SUPPLIED INFORMATION START

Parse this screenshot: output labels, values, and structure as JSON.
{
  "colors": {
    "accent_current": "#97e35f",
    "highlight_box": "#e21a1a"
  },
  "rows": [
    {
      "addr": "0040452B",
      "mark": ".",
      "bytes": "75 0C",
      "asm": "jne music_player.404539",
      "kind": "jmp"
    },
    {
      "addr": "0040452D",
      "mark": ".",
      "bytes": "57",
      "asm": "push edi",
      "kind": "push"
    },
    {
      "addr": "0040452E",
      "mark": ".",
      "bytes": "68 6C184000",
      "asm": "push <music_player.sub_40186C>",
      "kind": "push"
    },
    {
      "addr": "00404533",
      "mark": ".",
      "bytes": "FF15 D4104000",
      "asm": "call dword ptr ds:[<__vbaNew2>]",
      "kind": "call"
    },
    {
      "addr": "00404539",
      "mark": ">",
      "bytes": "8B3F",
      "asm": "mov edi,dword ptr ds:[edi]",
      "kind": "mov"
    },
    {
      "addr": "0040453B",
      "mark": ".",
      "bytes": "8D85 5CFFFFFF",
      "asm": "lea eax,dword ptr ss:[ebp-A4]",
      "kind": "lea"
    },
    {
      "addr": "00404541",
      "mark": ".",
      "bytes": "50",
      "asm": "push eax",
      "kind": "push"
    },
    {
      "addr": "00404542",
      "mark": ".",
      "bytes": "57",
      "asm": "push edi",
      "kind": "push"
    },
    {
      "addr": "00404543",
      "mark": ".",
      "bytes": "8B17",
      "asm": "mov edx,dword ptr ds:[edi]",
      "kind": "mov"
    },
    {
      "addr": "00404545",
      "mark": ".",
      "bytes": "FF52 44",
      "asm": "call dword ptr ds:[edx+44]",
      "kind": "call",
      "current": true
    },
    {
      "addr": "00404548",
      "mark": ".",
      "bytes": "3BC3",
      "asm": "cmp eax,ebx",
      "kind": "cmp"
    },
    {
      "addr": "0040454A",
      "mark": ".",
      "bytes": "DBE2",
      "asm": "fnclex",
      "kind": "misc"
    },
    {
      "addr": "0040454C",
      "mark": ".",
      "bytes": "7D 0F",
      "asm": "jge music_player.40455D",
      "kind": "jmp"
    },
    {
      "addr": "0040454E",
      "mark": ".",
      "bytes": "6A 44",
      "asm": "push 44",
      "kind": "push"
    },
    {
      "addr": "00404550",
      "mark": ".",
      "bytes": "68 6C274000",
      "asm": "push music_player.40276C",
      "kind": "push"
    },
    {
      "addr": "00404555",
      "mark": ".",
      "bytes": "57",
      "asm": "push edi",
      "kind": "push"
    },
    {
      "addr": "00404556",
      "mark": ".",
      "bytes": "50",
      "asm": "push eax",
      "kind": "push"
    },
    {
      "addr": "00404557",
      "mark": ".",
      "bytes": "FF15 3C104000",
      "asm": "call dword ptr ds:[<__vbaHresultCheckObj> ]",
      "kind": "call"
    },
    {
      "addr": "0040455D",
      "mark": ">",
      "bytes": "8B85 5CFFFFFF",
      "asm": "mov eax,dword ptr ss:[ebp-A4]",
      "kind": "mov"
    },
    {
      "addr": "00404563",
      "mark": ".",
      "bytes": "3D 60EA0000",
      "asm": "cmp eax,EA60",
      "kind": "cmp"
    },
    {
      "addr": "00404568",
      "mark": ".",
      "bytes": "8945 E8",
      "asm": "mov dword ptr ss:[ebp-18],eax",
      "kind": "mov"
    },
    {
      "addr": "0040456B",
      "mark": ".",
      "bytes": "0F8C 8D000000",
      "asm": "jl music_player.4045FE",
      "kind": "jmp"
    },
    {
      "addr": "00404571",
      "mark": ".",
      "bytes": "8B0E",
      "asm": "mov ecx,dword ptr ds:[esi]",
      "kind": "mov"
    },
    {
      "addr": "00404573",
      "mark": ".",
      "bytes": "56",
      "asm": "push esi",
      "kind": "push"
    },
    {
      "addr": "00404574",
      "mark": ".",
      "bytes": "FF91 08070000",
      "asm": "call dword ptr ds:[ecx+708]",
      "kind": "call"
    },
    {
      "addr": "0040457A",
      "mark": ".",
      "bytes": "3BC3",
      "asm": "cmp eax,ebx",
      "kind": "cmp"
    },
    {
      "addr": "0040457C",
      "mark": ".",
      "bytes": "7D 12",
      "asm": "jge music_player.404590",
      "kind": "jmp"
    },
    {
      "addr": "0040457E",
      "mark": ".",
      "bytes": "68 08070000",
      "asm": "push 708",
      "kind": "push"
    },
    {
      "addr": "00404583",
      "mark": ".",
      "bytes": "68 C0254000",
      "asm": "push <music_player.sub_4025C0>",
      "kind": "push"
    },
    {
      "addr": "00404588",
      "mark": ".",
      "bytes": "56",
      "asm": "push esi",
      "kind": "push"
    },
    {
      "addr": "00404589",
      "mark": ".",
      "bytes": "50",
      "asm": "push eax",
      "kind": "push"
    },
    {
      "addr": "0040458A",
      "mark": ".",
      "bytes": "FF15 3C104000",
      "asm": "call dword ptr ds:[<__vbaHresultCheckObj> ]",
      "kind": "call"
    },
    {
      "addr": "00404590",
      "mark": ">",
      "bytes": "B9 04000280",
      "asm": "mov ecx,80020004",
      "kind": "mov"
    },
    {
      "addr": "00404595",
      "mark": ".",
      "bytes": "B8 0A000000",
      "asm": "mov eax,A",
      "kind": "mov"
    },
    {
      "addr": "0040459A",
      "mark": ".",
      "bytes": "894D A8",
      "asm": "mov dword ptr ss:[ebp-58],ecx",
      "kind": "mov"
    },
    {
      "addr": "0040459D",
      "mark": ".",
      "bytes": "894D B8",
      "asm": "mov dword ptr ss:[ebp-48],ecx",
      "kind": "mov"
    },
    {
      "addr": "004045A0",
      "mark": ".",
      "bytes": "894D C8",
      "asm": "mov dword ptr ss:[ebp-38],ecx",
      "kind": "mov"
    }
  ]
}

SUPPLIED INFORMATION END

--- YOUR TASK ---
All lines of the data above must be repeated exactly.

--- THE ANSWER ---
Parse this screenshot: output labels, values, and structure as JSON.
{
  "colors": {
    "accent_current": "#97e35f",
    "highlight_box": "#e21a1a"
  },
  "rows": [
    {
      "addr": "0040452B",
      "mark": ".",
      "bytes": "75 0C",
      "asm": "jne music_player.404539",
      "kind": "jmp"
    },
    {
      "addr": "0040452D",
      "mark": ".",
      "bytes": "57",
      "asm": "push edi",
      "kind": "push"
    },
    {
      "addr": "0040452E",
      "mark": ".",
      "bytes": "68 6C184000",
      "asm": "push <music_player.sub_40186C>",
      "kind": "push"
    },
    {
      "addr": "00404533",
      "mark": ".",
      "bytes": "FF15 D4104000",
      "asm": "call dword ptr ds:[<__vbaNew2>]",
      "kind": "call"
    },
    {
      "addr": "00404539",
      "mark": ">",
      "bytes": "8B3F",
      "asm": "mov edi,dword ptr ds:[edi]",
      "kind": "mov"
    },
    {
      "addr": "0040453B",
      "mark": ".",
      "bytes": "8D85 5CFFFFFF",
      "asm": "lea eax,dword ptr ss:[ebp-A4]",
      "kind": "lea"
    },
    {
      "addr": "00404541",
      "mark": ".",
      "bytes": "50",
      "asm": "push eax",
      "kind": "push"
    },
    {
      "addr": "00404542",
      "mark": ".",
      "bytes": "57",
      "asm": "push edi",
      "kind": "push"
    },
    {
      "addr": "00404543",
      "mark": ".",
      "bytes": "8B17",
      "asm": "mov edx,dword ptr ds:[edi]",
      "kind": "mov"
    },
    {
      "addr": "00404545",
      "mark": ".",
      "bytes": "FF52 44",
      "asm": "call dword ptr ds:[edx+44]",
      "kind": "call",
      "current": true
    },
    {
      "addr": "00404548",
      "mark": ".",
      "bytes": "3BC3",
      "asm": "cmp eax,ebx",
      "kind": "cmp"
    },
    {
      "addr": "0040454A",
      "mark": ".",
      "bytes": "DBE2",
      "asm": "fnclex",
      "kind": "misc"
    },
    {
      "addr": "0040454C",
      "mark": ".",
      "bytes": "7D 0F",
      "asm": "jge music_player.40455D",
      "kind": "jmp"
    },
    {
      "addr": "0040454E",
      "mark": ".",
      "bytes": "6A 44",
      "asm": "push 44",
      "kind": "push"
    },
    {
      "addr": "00404550",
      "mark": ".",
      "bytes": "68 6C274000",
      "asm": "push music_player.40276C",
      "kind": "push"
    },
    {
      "addr": "00404555",
      "mark": ".",
      "bytes": "57",
      "asm": "push edi",
      "kind": "push"
    },
    {
      "addr": "00404556",
      "mark": ".",
      "bytes": "50",
      "asm": "push eax",
      "kind": "push"
    },
    {
      "addr": "00404557",
      "mark": ".",
      "bytes": "FF15 3C104000",
      "asm": "call dword ptr ds:[<__vbaHresultCheckObj> ]",
      "kind": "call"
    },
    {
      "addr": "0040455D",
      "mark": ">",
      "bytes": "8B85 5CFFFFFF",
      "asm": "mov eax,dword ptr ss:[ebp-A4]",
      "kind": "mov"
    },
    {
      "addr": "00404563",
      "mark": ".",
      "bytes": "3D 60EA0000",
      "asm": "cmp eax,EA60",
      "kind": "cmp"
    },
    {
      "addr": "00404568",
      "mark": ".",
      "bytes": "8945 E8",
      "asm": "mov dword ptr ss:[ebp-18],eax",
      "kind": "mov"
    },
    {
      "addr": "0040456B",
      "mark": ".",
      "bytes": "0F8C 8D000000",
      "asm": "jl music_player.4045FE",
      "kind": "jmp"
    },
    {
      "addr": "00404571",
      "mark": ".",
      "bytes": "8B0E",
      "asm": "mov ecx,dword ptr ds:[esi]",
      "kind": "mov"
    },
    {
      "addr": "00404573",
      "mark": ".",
      "bytes": "56",
      "asm": "push esi",
      "kind": "push"
    },
    {
      "addr": "00404574",
      "mark": ".",
      "bytes": "FF91 08070000",
      "asm": "call dword ptr ds:[ecx+708]",
      "kind": "call"
    },
    {
      "addr": "0040457A",
      "mark": ".",
      "bytes": "3BC3",
      "asm": "cmp eax,ebx",
      "kind": "cmp"
    },
    {
      "addr": "0040457C",
      "mark": ".",
      "bytes": "7D 12",
      "asm": "jge music_player.404590",
      "kind": "jmp"
    },
    {
      "addr": "0040457E",
      "mark": ".",
      "bytes": "68 08070000",
      "asm": "push 708",
      "kind": "push"
    },
    {
      "addr": "00404583",
      "mark": ".",
      "bytes": "68 C0254000",
      "asm": "push <music_player.sub_4025C0>",
      "kind": "push"
    },
    {
      "addr": "00404588",
      "mark": ".",
      "bytes": "56",
      "asm": "push esi",
      "kind": "push"
    },
    {
      "addr": "00404589",
      "mark": ".",
      "bytes": "50",
      "asm": "push eax",
      "kind": "push"
    },
    {
      "addr": "0040458A",
      "mark": ".",
      "bytes": "FF15 3C104000",
      "asm": "call dword ptr ds:[<__vbaHresultCheckObj> ]",
      "kind": "call"
    },
    {
      "addr": "00404590",
      "mark": ">",
      "bytes": "B9 04000280",
      "asm": "mov ecx,80020004",
      "kind": "mov"
    },
    {
      "addr": "00404595",
      "mark": ".",
      "bytes": "B8 0A000000",
      "asm": "mov eax,A",
      "kind": "mov"
    },
    {
      "addr": "0040459A",
      "mark": ".",
      "bytes": "894D A8",
      "asm": "mov dword ptr ss:[ebp-58],ecx",
      "kind": "mov"
    },
    {
      "addr": "0040459D",
      "mark": ".",
      "bytes": "894D B8",
      "asm": "mov dword ptr ss:[ebp-48],ecx",
      "kind": "mov"
    },
    {
      "addr": "004045A0",
      "mark": ".",
      "bytes": "894D C8",
      "asm": "mov dword ptr ss:[ebp-38],ecx",
      "kind": "mov"
    }
  ]
}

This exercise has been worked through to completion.